» **Prompt**
Output the data below exactly. Leave nothing out.

» **Input data**
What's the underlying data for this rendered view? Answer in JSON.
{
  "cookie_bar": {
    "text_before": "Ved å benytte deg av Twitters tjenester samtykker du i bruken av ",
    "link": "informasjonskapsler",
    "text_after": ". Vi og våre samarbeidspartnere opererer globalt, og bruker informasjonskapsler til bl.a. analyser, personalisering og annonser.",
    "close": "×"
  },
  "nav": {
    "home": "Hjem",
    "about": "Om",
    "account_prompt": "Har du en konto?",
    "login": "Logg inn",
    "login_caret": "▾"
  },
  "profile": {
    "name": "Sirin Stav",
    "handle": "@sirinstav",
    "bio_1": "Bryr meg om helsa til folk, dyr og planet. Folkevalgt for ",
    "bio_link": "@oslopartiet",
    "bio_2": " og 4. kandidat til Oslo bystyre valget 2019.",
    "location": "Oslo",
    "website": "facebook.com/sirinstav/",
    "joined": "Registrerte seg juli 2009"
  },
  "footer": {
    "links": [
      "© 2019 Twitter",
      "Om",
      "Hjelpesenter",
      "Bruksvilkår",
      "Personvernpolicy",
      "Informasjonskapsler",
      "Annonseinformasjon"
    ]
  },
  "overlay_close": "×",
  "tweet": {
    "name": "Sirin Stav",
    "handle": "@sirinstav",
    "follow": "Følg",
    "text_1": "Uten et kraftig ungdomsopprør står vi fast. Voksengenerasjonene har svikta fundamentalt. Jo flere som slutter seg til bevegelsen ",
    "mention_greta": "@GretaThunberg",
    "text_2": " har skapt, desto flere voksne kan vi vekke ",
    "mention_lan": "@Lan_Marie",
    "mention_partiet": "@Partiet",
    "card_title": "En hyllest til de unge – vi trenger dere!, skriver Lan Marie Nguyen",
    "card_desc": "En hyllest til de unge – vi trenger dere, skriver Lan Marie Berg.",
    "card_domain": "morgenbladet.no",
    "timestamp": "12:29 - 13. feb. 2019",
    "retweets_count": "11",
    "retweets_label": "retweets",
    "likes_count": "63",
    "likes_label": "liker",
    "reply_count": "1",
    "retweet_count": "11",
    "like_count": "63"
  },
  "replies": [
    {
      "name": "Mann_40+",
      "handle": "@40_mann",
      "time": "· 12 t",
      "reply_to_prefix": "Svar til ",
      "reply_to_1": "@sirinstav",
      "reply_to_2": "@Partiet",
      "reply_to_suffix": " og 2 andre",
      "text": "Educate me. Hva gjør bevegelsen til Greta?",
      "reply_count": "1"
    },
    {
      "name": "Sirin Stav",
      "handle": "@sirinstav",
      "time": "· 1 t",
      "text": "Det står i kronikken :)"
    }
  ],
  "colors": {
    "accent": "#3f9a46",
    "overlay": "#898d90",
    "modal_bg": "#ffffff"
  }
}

» **Task answer**
What's the underlying data for this rendered view? Answer in JSON.
{
  "cookie_bar": {
    "text_before": "Ved å benytte deg av Twitters tjenester samtykker du i bruken av ",
    "link": "informasjonskapsler",
    "text_after": ". Vi og våre samarbeidspartnere opererer globalt, og bruker informasjonskapsler til bl.a. analyser, personalisering og annonser.",
    "close": "×"
  },
  "nav": {
    "home": "Hjem",
    "about": "Om",
    "account_prompt": "Har du en konto?",
    "login": "Logg inn",
    "login_caret": "▾"
  },
  "profile": {
    "name": "Sirin Stav",
    "handle": "@sirinstav",
    "bio_1": "Bryr meg om helsa til folk, dyr og planet. Folkevalgt for ",
    "bio_link": "@oslopartiet",
    "bio_2": " og 4. kandidat til Oslo bystyre valget 2019.",
    "location": "Oslo",
    "website": "facebook.com/sirinstav/",
    "joined": "Registrerte seg juli 2009"
  },
  "footer": {
    "links": [
      "© 2019 Twitter",
      "Om",
      "Hjelpesenter",
      "Bruksvilkår",
      "Personvernpolicy",
      "Informasjonskapsler",
      "Annonseinformasjon"
    ]
  },
  "overlay_close": "×",
  "tweet": {
    "name": "Sirin Stav",
    "handle": "@sirinstav",
    "follow": "Følg",
    "text_1": "Uten et kraftig ungdomsopprør står vi fast. Voksengenerasjonene har svikta fundamentalt. Jo flere som slutter seg til bevegelsen ",
    "mention_greta": "@GretaThunberg",
    "text_2": " har skapt, desto flere voksne kan vi vekke ",
    "mention_lan": "@Lan_Marie",
    "mention_partiet": "@Partiet",
    "card_title": "En hyllest til de unge – vi trenger dere!, skriver Lan Marie Nguyen",
    "card_desc": "En hyllest til de unge – vi trenger dere, skriver Lan Marie Berg.",
    "card_domain": "morgenbladet.no",
    "timestamp": "12:29 - 13. feb. 2019",
    "retweets_count": "11",
    "retweets_label": "retweets",
    "likes_count": "63",
    "likes_label": "liker",
    "reply_count": "1",
    "retweet_count": "11",
    "like_count": "63"
  },
  "replies": [
    {
      "name": "Mann_40+",
      "handle": "@40_mann",
      "time": "· 12 t",
      "reply_to_prefix": "Svar til ",
      "reply_to_1": "@sirinstav",
      "reply_to_2": "@Partiet",
      "reply_to_suffix": " og 2 andre",
      "text": "Educate me. Hva gjør bevegelsen til Greta?",
      "reply_count": "1"
    },
    {
      "name": "Sirin Stav",
      "handle": "@sirinstav",
      "time": "· 1 t",
      "text": "Det står i kronikken :)"
    }
  ],
  "colors": {
    "accent": "#3f9a46",
    "overlay": "#898d90",
    "modal_bg": "#ffffff"
  }
}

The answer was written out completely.